The overall 12-month incidence of VTE (lower extremity DVT and/or PE) was 10.1% (n=64). Of the 64 VTE events, 20 were identified before the start of therapy. Univariate analysis revealed that age <60 and WBC >= 11 were associated with a higher risk of VTE (p<0.05), which remained significant after multivariate analysis including age, stage, WBC, and surgery.

There was a trend towards a higher risk of VTE in patients receiving chemoimmunotherapy, compared with chemotherapy alone, (HR 1.22), although this trend did not reach significance. Targeted therapy was associated with a lower trend (HR = 0.89), but that also was not significant.

The median overall survival was 18 months. Univariate analysis showed that VTE was associated with an increased risk of death (HR 2.05, p<0.001). Other parameters associated with reduced Overall Survival (OS) were age >=60, male sex, stage III-IV, WBC, Hgb, and Plt. After multivariate analysis considering age, sex, stage, lung cancer histology, Hgb, Plt, WBC, surgery, therapy type, and VTE, age >=60, stage III-IV, WBC >=11, Hgb <10, and VTE remained significant predictors of death.


In a retrospective study of more than 600 patients with lung cancer, there was a significant risk of VTE. Every subgroup of patients analyzed in this study retained a high risk of VTE after multivariate analysis.

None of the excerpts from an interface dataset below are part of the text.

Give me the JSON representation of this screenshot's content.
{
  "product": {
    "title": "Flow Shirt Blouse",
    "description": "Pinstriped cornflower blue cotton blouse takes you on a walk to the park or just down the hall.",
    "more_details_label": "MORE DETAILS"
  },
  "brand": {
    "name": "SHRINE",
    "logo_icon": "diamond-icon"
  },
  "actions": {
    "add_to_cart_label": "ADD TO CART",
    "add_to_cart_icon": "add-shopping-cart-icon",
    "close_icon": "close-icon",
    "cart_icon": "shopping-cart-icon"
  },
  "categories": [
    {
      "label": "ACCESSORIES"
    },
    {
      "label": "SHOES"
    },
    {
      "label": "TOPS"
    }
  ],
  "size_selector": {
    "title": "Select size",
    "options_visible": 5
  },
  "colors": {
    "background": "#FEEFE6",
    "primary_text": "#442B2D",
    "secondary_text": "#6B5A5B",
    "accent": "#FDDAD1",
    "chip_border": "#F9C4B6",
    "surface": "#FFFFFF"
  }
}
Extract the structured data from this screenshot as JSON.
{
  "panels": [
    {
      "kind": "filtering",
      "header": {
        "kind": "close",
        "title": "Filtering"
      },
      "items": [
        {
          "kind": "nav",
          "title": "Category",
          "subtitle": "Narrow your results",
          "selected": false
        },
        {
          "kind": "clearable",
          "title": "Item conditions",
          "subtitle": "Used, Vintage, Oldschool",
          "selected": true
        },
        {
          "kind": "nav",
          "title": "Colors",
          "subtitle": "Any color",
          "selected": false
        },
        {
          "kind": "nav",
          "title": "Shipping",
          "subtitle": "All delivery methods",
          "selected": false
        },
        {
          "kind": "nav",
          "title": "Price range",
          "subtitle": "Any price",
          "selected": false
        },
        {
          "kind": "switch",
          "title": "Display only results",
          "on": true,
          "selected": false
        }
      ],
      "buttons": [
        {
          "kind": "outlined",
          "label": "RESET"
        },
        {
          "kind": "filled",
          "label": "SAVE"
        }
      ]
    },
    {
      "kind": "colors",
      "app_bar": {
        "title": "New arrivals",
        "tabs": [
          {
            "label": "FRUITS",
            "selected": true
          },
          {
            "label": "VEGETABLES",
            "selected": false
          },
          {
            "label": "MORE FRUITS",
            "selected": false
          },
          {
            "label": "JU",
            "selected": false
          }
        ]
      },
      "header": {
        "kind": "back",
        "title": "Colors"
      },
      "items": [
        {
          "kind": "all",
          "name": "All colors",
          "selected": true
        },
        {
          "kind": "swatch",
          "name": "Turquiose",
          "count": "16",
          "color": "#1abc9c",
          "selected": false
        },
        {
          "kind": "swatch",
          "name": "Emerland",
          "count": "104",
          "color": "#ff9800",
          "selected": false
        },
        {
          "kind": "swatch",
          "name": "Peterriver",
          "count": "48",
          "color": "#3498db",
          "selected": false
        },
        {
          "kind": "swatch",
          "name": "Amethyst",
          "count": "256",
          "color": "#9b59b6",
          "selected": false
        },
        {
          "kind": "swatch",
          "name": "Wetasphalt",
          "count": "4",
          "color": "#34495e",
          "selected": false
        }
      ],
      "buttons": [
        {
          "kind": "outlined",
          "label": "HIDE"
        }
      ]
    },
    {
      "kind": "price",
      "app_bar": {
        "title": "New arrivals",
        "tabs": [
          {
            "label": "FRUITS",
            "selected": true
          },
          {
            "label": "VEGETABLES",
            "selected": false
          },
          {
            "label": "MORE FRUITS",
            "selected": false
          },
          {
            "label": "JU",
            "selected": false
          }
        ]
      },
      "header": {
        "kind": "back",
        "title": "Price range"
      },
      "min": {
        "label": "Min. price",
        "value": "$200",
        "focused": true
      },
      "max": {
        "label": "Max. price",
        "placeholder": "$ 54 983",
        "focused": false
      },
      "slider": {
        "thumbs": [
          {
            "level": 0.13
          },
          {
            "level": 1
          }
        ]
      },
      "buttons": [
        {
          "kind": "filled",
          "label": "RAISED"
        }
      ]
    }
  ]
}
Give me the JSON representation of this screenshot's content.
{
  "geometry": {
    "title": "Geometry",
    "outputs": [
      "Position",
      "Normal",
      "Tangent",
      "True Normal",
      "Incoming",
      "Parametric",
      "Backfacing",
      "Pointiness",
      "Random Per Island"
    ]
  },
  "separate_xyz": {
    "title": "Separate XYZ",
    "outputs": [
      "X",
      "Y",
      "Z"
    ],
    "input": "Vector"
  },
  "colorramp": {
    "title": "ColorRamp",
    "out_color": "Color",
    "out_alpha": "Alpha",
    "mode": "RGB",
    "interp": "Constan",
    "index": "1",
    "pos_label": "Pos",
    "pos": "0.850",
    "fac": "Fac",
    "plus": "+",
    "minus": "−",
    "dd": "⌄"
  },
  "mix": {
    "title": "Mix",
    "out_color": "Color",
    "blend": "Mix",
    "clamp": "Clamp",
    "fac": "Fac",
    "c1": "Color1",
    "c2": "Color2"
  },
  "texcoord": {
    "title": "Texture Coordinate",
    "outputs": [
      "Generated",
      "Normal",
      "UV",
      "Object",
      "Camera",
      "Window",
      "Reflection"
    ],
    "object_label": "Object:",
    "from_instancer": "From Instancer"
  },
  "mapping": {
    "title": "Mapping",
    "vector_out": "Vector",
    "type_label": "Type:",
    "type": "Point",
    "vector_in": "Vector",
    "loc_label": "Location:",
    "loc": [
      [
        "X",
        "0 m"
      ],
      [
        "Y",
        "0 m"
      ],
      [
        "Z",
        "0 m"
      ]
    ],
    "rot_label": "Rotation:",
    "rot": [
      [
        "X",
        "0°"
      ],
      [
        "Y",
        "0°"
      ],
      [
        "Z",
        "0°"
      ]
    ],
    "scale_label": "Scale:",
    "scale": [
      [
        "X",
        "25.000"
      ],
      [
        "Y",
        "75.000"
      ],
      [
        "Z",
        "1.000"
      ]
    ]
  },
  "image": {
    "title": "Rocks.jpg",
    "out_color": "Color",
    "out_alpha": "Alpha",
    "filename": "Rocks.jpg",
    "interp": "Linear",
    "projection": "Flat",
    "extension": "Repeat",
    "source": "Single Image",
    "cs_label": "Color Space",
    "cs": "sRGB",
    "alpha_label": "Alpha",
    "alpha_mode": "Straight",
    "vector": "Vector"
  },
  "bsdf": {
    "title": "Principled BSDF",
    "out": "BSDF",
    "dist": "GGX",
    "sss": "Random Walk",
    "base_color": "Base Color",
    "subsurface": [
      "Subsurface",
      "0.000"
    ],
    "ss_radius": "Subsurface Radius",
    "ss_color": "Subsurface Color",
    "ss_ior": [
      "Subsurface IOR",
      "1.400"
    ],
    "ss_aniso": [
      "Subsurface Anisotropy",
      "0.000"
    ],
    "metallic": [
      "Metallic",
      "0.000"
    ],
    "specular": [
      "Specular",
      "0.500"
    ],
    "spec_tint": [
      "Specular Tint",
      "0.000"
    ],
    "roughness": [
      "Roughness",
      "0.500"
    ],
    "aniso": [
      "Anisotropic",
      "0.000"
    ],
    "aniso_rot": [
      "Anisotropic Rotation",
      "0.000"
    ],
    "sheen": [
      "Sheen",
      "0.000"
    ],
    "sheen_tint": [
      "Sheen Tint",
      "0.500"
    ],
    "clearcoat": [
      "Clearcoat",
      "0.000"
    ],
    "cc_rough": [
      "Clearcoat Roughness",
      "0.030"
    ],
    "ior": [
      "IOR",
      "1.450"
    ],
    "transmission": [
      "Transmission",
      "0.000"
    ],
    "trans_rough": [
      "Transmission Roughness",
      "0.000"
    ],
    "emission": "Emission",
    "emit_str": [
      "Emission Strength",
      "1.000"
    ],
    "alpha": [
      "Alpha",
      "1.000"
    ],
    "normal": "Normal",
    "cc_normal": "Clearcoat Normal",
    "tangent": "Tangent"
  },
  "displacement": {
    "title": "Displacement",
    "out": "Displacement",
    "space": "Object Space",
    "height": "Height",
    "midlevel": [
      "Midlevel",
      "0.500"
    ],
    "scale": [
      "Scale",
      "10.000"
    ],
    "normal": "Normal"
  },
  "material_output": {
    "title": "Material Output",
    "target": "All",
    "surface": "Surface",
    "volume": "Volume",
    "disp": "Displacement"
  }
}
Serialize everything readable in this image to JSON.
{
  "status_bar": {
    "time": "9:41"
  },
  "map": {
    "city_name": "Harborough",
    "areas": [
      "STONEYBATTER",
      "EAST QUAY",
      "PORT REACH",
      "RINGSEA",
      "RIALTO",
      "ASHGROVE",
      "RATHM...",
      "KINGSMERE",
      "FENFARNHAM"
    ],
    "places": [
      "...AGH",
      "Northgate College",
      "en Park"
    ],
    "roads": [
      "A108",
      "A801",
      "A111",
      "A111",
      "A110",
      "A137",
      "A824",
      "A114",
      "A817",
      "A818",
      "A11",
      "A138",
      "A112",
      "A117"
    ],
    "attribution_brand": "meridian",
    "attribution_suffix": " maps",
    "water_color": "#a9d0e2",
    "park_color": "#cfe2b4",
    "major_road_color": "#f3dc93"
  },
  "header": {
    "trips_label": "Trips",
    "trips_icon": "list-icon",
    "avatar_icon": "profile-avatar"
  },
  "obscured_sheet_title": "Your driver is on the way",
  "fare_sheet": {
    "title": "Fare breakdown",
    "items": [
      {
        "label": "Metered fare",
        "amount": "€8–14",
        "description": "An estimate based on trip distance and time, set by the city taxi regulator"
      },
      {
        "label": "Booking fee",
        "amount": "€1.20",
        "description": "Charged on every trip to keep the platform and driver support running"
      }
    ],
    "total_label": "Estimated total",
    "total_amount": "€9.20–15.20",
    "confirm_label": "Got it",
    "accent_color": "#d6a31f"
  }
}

The only hematologic parameter from the Khorana score significantly associated with VTE after multivariate analysis was WBC. WBC and Hgb were associated with increased risk of death. Age <= 60 was associated with increased risk of VTE, while age >60 was associated with increased mortality. There was a trend towards a higher risk of VTE in patients receiving chemoimmunotherapy compared with chemotherapy alone. There were too few immunotherapy-only patients to allow for any interpretation. The development of thrombosis was associated with a significantly decreased overall survival, although we do not have data on the potential contribution of VTE to death. These findings were derived from a single-center data set, and further validation using independent data sets is warranted. If confirmed, a prospective study re-evaluating the risk of VTE and benefits of prophylactic anticoagulation specifically in contemporary patients with lung cancer receiving systemic therapy regardless of histology, treatment, or other factors described here may be indicated. Our findings do not support limiting any such study to any specific sub-group of patients with lung cancer.

Disclosures: Trabolsi: Johnson & Johnson: Current equity holder in publicly-traded company. Kronenfeld: Bayer Healthcare Pharmaceuticals: Research Funding. Caballero: Microsoft Corp: Current equity holder in publicly-traded company; Organon & Co: Current equity holder in publicly-traded company; Exact Sciences Corp: Current equity holder in publicly-traded company; Merck And Co Inc: Current equity holder in publicly-traded company. Soff: Anthos Therapeutics: Research Funding; Sanofi: Consultancy.

*signifies non-member of ASH